The great Resume debate
Having spent the last 15 years as a recruiter, I’ve calculated that I’ve viewed over 17,250 resumes. If you are interested, I’ve calculated that on average I view 5 resumes a day. I work, on average, around 230 days a year so during my 15-year career, that amounts to 17,250. This, coupled with the fact that I’ve worked across multiple industries and countries, means I’ve become somewhat of an expert on resumes.
Naturally, I get asked a lot what makes a good one, so here are my thoughts:
This is somewhat of a contentious issue as I never read these. They are subjective and I’m solely interested in facts when I view a resume. However, it is standard practice to have one so I would recommend you include one. When writing one focus on facts not subjective statements. “Goal driven”, “creative thinker”, “can do attitude” are all jargonistic and impossible to quantify. Focus on your key skills specific to the role you are doing and also conclude by explaining what you are looking for and why you are looking.
Outcome / achievement focus
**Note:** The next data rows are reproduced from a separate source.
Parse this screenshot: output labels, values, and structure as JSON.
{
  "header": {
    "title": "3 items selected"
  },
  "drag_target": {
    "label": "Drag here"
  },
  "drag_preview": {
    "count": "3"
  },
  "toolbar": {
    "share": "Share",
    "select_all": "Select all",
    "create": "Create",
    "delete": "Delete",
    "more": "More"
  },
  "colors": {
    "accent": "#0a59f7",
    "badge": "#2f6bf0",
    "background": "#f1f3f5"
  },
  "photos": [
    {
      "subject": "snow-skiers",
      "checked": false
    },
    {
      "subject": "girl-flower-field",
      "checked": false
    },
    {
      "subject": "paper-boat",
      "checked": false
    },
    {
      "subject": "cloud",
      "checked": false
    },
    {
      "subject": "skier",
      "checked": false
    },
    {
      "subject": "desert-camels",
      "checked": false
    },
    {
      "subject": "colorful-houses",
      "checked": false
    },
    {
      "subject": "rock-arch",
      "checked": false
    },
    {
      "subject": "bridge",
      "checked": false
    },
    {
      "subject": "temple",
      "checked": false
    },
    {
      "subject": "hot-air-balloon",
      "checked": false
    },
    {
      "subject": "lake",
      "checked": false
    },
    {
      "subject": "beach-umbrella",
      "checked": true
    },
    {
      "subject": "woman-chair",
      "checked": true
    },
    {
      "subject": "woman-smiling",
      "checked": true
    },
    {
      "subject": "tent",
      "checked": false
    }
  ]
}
This is the area where most people fall short. Your resume isn’t a collection of job descriptions yet many people simple state their responsibilities under each role. If you are hiring a project manager, you don’t need to be told by a candidate what that role entails. What you need to focus on is what you brought to that position. What were your achievements? If you work in Construction, focus on what you built, including the project details. What percentage of your projects came in on or under budget? If you work in Sales, what was your territory? What were your target attainment figures? What clients did you win? This is your opportunity to sell yourself. Where possible, align this to the role / company you are applying to. Finally, don’t be shy to blow your own trumpet. No one else will! Be proud of your achievements and make sure you that the reader knows how awesome you are!
Don’t be too clever
Allow your experiences and achievements speak for you. Don’t over complicate your resume with fancy boxes, graphics or fancy formats. This just detracts from the content itself and can come across as gimmicky. It also makes life hard for us recruiters, as we will always put resumes in our own format and branding, so boxes make it harder for us to do this!